-- About this task --
Give back every record exactly.

Records drawn from a dataset
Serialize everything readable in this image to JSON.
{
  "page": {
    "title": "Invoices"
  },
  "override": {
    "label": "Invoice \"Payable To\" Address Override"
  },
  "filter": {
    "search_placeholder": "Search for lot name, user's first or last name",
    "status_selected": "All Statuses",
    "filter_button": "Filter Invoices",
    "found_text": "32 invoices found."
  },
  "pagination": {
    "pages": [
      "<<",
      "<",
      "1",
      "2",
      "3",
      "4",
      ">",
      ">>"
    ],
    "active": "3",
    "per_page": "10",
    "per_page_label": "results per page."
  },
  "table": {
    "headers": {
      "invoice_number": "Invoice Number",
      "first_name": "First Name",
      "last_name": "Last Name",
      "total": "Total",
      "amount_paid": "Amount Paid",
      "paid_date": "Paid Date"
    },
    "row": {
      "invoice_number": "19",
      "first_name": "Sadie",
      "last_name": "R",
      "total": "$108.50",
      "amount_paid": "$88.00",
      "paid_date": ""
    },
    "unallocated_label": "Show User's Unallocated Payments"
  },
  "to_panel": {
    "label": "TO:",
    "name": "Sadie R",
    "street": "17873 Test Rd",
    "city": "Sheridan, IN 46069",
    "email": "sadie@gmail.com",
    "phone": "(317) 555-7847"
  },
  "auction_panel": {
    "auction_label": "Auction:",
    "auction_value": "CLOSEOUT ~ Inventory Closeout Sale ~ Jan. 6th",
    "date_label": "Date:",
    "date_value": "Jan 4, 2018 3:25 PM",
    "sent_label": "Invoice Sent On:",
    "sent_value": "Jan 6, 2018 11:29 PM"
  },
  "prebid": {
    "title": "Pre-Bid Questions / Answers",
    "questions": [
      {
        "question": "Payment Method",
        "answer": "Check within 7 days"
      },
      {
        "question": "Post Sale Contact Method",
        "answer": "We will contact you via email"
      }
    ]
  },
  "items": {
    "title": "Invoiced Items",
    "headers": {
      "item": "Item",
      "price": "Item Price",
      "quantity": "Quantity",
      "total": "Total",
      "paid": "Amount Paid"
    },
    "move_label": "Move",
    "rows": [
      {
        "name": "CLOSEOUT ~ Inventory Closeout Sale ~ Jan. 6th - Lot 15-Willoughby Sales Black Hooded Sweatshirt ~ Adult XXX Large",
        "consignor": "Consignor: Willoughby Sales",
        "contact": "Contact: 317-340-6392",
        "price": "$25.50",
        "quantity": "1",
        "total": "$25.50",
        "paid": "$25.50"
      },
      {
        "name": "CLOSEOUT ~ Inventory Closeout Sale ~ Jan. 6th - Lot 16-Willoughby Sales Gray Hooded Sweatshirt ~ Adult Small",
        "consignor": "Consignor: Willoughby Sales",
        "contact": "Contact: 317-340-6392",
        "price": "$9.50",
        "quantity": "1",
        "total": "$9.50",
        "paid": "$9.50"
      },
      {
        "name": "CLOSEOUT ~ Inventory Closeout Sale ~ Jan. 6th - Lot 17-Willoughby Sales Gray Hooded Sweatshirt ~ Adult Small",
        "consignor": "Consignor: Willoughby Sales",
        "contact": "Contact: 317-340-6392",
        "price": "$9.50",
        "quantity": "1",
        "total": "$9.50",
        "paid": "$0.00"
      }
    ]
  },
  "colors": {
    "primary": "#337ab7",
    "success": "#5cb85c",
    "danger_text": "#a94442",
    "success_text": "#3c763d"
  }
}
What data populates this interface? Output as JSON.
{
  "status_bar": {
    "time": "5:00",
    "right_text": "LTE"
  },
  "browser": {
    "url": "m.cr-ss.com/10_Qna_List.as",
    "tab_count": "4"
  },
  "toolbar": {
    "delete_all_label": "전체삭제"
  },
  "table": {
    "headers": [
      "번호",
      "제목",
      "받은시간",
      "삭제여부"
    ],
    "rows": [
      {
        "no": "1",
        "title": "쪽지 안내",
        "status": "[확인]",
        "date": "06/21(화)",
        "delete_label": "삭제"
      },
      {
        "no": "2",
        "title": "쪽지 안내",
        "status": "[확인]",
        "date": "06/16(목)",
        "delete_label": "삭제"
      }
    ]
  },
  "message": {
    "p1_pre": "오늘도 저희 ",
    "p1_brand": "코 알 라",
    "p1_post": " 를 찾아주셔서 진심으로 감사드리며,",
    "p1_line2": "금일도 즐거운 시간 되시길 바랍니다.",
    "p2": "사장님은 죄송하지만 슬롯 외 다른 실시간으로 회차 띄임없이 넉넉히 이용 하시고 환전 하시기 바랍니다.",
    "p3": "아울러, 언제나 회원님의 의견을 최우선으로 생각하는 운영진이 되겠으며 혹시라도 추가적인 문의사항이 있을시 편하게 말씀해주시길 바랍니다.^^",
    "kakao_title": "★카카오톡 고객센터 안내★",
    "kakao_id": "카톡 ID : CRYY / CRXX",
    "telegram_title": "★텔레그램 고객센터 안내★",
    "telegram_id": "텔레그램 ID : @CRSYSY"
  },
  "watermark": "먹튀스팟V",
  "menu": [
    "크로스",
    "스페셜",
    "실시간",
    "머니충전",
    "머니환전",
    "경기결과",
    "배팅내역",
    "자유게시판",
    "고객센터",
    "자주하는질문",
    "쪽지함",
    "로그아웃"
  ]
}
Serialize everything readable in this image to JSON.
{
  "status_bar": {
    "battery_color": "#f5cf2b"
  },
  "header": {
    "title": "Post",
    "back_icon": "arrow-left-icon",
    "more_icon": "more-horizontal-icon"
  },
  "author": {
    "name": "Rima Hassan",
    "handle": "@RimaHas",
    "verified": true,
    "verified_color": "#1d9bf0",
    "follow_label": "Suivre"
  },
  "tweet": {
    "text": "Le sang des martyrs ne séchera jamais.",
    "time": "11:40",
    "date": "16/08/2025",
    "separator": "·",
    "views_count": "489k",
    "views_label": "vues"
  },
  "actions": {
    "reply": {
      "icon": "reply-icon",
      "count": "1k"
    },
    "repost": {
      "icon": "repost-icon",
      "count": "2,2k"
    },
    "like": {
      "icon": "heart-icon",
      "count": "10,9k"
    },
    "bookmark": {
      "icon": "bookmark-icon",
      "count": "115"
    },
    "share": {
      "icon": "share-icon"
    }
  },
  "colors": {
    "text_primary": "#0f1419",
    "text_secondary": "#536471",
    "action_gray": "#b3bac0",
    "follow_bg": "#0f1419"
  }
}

-- Task solution --
Serialize everything readable in this image to JSON.
{
  "page": {
    "title": "Invoices"
  },
  "override": {
    "label": "Invoice \"Payable To\" Address Override"
  },
  "filter": {
    "search_placeholder": "Search for lot name, user's first or last name",
    "status_selected": "All Statuses",
    "filter_button": "Filter Invoices",
    "found_text": "32 invoices found."
  },
  "pagination": {
    "pages": [
      "<<",
      "<",
      "1",
      "2",
      "3",
      "4",
      ">",
      ">>"
    ],
    "active": "3",
    "per_page": "10",
    "per_page_label": "results per page."
  },
  "table": {
    "headers": {
      "invoice_number": "Invoice Number",
      "first_name": "First Name",
      "last_name": "Last Name",
      "total": "Total",
      "amount_paid": "Amount Paid",
      "paid_date": "Paid Date"
    },
    "row": {
      "invoice_number": "19",
      "first_name": "Sadie",
      "last_name": "R",
      "total": "$108.50",
      "amount_paid": "$88.00",
      "paid_date": ""
    },
    "unallocated_label": "Show User's Unallocated Payments"
  },
  "to_panel": {
    "label": "TO:",
    "name": "Sadie R",
    "street": "17873 Test Rd",
    "city": "Sheridan, IN 46069",
    "email": "sadie@gmail.com",
    "phone": "(317) 555-7847"
  },
  "auction_panel": {
    "auction_label": "Auction:",
    "auction_value": "CLOSEOUT ~ Inventory Closeout Sale ~ Jan. 6th",
    "date_label": "Date:",
    "date_value": "Jan 4, 2018 3:25 PM",
    "sent_label": "Invoice Sent On:",
    "sent_value": "Jan 6, 2018 11:29 PM"
  },
  "prebid": {
    "title": "Pre-Bid Questions / Answers",
    "questions": [
      {
        "question": "Payment Method",
        "answer": "Check within 7 days"
      },
      {
        "question": "Post Sale Contact Method",
        "answer": "We will contact you via email"
      }
    ]
  },
  "items": {
    "title": "Invoiced Items",
    "headers": {
      "item": "Item",
      "price": "Item Price",
      "quantity": "Quantity",
      "total": "Total",
      "paid": "Amount Paid"
    },
    "move_label": "Move",
    "rows": [
      {
        "name": "CLOSEOUT ~ Inventory Closeout Sale ~ Jan. 6th - Lot 15-Willoughby Sales Black Hooded Sweatshirt ~ Adult XXX Large",
        "consignor": "Consignor: Willoughby Sales",
        "contact": "Contact: 317-340-6392",
        "price": "$25.50",
        "quantity": "1",
        "total": "$25.50",
        "paid": "$25.50"
      },
      {
        "name": "CLOSEOUT ~ Inventory Closeout Sale ~ Jan. 6th - Lot 16-Willoughby Sales Gray Hooded Sweatshirt ~ Adult Small",
        "consignor": "Consignor: Willoughby Sales",
        "contact": "Contact: 317-340-6392",
        "price": "$9.50",
        "quantity": "1",
        "total": "$9.50",
        "paid": "$9.50"
      },
      {
        "name": "CLOSEOUT ~ Inventory Closeout Sale ~ Jan. 6th - Lot 17-Willoughby Sales Gray Hooded Sweatshirt ~ Adult Small",
        "consignor": "Consignor: Willoughby Sales",
        "contact": "Contact: 317-340-6392",
        "price": "$9.50",
        "quantity": "1",
        "total": "$9.50",
        "paid": "$0.00"
      }
    ]
  },
  "colors": {
    "primary": "#337ab7",
    "success": "#5cb85c",
    "danger_text": "#a94442",
    "success_text": "#3c763d"
  }
}
What data populates this interface? Output as JSON.
{
  "status_bar": {
    "time": "5:00",
    "right_text": "LTE"
  },
  "browser": {
    "url": "m.cr-ss.com/10_Qna_List.as",
    "tab_count": "4"
  },
  "toolbar": {
    "delete_all_label": "전체삭제"
  },
  "table": {
    "headers": [
      "번호",
      "제목",
      "받은시간",
      "삭제여부"
    ],
    "rows": [
      {
        "no": "1",
        "title": "쪽지 안내",
        "status": "[확인]",
        "date": "06/21(화)",
        "delete_label": "삭제"
      },
      {
        "no": "2",
        "title": "쪽지 안내",
        "status": "[확인]",
        "date": "06/16(목)",
        "delete_label": "삭제"
      }
    ]
  },
  "message": {
    "p1_pre": "오늘도 저희 ",
    "p1_brand": "코 알 라",
    "p1_post": " 를 찾아주셔서 진심으로 감사드리며,",
    "p1_line2": "금일도 즐거운 시간 되시길 바랍니다.",
    "p2": "사장님은 죄송하지만 슬롯 외 다른 실시간으로 회차 띄임없이 넉넉히 이용 하시고 환전 하시기 바랍니다.",
    "p3": "아울러, 언제나 회원님의 의견을 최우선으로 생각하는 운영진이 되겠으며 혹시라도 추가적인 문의사항이 있을시 편하게 말씀해주시길 바랍니다.^^",
    "kakao_title": "★카카오톡 고객센터 안내★",
    "kakao_id": "카톡 ID : CRYY / CRXX",
    "telegram_title": "★텔레그램 고객센터 안내★",
    "telegram_id": "텔레그램 ID : @CRSYSY"
  },
  "watermark": "먹튀스팟V",
  "menu": [
    "크로스",
    "스페셜",
    "실시간",
    "머니충전",
    "머니환전",
    "경기결과",
    "배팅내역",
    "자유게시판",
    "고객센터",
    "자주하는질문",
    "쪽지함",
    "로그아웃"
  ]
}
Serialize everything readable in this image to JSON.
{
  "status_bar": {
    "battery_color": "#f5cf2b"
  },
  "header": {
    "title": "Post",
    "back_icon": "arrow-left-icon",
    "more_icon": "more-horizontal-icon"
  },
  "author": {
    "name": "Rima Hassan",
    "handle": "@RimaHas",
    "verified": true,
    "verified_color": "#1d9bf0",
    "follow_label": "Suivre"
  },
  "tweet": {
    "text": "Le sang des martyrs ne séchera jamais.",
    "time": "11:40",
    "date": "16/08/2025",
    "separator": "·",
    "views_count": "489k",
    "views_label": "vues"
  },
  "actions": {
    "reply": {
      "icon": "reply-icon",
      "count": "1k"
    },
    "repost": {
      "icon": "repost-icon",
      "count": "2,2k"
    },
    "like": {
      "icon": "heart-icon",
      "count": "10,9k"
    },
    "bookmark": {
      "icon": "bookmark-icon",
      "count": "115"
    },
    "share": {
      "icon": "share-icon"
    }
  },
  "colors": {
    "text_primary": "#0f1419",
    "text_secondary": "#536471",
    "action_gray": "#b3bac0",
    "follow_bg": "#0f1419"
  }
}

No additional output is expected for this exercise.